Only a number is expected in reply: the number of lines below that include the word "icon".

───── ENTRIES PROVIDED ─────

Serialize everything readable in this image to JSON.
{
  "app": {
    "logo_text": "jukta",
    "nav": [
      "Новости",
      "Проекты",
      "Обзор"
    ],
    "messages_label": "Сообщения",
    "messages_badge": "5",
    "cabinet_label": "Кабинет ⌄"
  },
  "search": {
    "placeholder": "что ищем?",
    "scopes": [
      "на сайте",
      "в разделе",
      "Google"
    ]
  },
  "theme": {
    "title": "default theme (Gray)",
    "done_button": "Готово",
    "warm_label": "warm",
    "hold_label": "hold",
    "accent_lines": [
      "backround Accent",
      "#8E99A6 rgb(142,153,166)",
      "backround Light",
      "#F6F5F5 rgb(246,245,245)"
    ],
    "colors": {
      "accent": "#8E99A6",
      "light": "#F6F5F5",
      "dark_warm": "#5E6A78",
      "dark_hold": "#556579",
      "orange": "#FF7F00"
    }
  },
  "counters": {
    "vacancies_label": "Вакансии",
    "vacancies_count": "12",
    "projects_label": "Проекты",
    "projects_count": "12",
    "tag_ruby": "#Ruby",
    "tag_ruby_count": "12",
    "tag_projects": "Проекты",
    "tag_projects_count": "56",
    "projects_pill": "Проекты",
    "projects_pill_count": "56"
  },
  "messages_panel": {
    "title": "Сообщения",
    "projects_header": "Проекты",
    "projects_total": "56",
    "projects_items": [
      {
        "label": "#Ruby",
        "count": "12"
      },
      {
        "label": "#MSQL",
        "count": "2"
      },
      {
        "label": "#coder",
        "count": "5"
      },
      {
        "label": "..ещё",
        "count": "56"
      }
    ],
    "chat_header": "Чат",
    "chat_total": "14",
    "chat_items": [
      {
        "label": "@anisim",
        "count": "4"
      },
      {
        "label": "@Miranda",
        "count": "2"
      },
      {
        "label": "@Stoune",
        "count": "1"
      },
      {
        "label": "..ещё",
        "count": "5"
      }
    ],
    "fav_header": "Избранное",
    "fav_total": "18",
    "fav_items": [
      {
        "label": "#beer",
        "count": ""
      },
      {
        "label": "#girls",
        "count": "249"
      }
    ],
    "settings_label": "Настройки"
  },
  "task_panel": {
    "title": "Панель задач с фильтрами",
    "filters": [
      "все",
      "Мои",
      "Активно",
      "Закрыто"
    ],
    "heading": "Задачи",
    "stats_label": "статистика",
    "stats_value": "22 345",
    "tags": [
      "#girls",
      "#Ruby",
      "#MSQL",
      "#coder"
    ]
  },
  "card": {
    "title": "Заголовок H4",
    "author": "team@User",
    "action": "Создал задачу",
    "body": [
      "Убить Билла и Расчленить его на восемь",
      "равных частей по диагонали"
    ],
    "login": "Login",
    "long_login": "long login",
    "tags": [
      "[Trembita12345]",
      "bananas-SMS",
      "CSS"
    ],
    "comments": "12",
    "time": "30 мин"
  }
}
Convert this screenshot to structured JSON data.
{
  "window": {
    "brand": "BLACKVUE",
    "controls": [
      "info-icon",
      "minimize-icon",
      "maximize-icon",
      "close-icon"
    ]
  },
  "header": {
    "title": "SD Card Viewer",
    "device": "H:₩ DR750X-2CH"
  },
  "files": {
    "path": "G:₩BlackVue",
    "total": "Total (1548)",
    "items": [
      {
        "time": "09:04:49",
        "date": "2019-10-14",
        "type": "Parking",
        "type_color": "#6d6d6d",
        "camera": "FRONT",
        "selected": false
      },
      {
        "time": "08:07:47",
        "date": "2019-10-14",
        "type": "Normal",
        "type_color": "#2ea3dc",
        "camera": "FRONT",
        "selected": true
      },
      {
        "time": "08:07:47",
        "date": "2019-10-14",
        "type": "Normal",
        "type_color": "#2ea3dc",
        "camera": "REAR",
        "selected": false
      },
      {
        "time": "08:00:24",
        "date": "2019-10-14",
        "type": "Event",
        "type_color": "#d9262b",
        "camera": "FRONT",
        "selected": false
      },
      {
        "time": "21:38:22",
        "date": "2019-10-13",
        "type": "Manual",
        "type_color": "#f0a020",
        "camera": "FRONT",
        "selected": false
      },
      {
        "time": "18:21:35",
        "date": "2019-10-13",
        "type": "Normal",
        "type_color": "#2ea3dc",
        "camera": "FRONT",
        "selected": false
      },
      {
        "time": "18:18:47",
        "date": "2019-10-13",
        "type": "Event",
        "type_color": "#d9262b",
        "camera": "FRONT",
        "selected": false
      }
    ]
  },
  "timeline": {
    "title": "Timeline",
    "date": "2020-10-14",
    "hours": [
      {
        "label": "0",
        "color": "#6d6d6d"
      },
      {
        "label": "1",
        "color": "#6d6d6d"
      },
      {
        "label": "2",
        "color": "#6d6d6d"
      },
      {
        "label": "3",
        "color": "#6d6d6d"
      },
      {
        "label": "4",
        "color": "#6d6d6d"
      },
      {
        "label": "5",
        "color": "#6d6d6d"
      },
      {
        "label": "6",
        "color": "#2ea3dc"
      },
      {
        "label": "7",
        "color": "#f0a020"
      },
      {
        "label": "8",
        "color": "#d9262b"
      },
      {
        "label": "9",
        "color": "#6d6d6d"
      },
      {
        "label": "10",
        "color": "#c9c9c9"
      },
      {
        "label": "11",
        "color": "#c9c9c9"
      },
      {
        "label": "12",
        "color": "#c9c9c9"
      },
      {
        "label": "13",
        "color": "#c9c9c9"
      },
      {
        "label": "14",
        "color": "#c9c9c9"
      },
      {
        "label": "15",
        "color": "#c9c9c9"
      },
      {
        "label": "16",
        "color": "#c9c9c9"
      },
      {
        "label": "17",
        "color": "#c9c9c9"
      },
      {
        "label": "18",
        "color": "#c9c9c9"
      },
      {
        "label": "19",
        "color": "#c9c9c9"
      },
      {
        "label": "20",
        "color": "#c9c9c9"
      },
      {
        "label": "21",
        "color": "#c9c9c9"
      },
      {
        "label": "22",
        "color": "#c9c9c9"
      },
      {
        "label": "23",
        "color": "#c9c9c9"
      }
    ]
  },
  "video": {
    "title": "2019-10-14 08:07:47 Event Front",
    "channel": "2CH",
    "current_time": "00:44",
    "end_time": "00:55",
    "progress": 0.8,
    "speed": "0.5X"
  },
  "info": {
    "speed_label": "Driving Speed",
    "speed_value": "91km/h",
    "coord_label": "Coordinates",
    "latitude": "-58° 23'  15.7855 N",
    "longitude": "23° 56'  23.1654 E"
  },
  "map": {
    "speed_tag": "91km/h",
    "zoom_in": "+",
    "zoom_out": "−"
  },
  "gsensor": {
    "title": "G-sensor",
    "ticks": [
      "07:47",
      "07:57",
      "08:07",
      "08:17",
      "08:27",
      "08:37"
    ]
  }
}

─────

## TASK OUTPUT
4